Originally (e.g., in the first edition of EGA and in Mumford's Red Book), what are now called "schemes" were referred to as "preschemes." The word "scheme" was reserved for what are now called "separated schemes." Presumably (although admittedly I am guessing here), the original idea was that all schemes should be separated by analogy with manifolds, which are by definition Hausdorff; however, unlike in the case of manifolds, in algebraic geometry one cannot introduce a notion of "separated" until the category of (pre)schemes has already been defined, hence the need for a term for "not necessarily separated scheme."
I can think of at least two possible scenarios that might have contributed to the revision of the terminology:
1) Perhaps preschemes that are not separated, or at least not easy to show separated, came up sufficiently often that people decided they should be included in the "fundamental objects of study." (If so, I would be interested to know some examples of these non-separated schemes.)
2) Perhaps, when Grothendieck and Dieudonne carefully wrote EGA so as to assume the weakest reasonable hypotheses for every proposition, it was discovered that there were far more propositions about preschemes than about schemes, and people (most notably, Grothendieck himself) decided that preschemes, not separated schemes, were the more fundamental objects.
Unfortunately, both of these scenarios are largely speculative.
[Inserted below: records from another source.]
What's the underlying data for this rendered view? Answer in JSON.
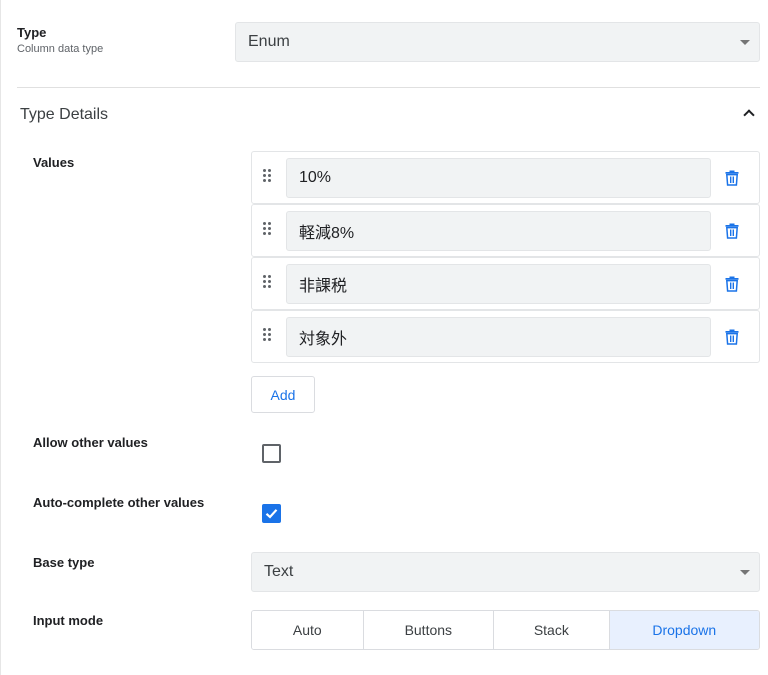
{
  "type_field": {
    "label": "Type",
    "sublabel": "Column data type",
    "value": "Enum"
  },
  "type_details": {
    "title": "Type Details",
    "values_label": "Values",
    "values": [
      "10%",
      "軽減8%",
      "非課税",
      "対象外"
    ],
    "add_label": "Add"
  },
  "allow_other": {
    "label": "Allow other values",
    "checked": false
  },
  "autocomplete_other": {
    "label": "Auto-complete other values",
    "checked": true
  },
  "base_type": {
    "label": "Base type",
    "value": "Text"
  },
  "input_mode": {
    "label": "Input mode",
    "options": [
      "Auto",
      "Buttons",
      "Stack",
      "Dropdown"
    ],
    "selected": "Dropdown"
  },
  "colors": {
    "accent": "#1a73e8",
    "field_bg": "#f1f3f4",
    "selected_bg": "#e8f0fe"
  }
}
What actually happened? In particular, what was the motivation for the shift in terminology?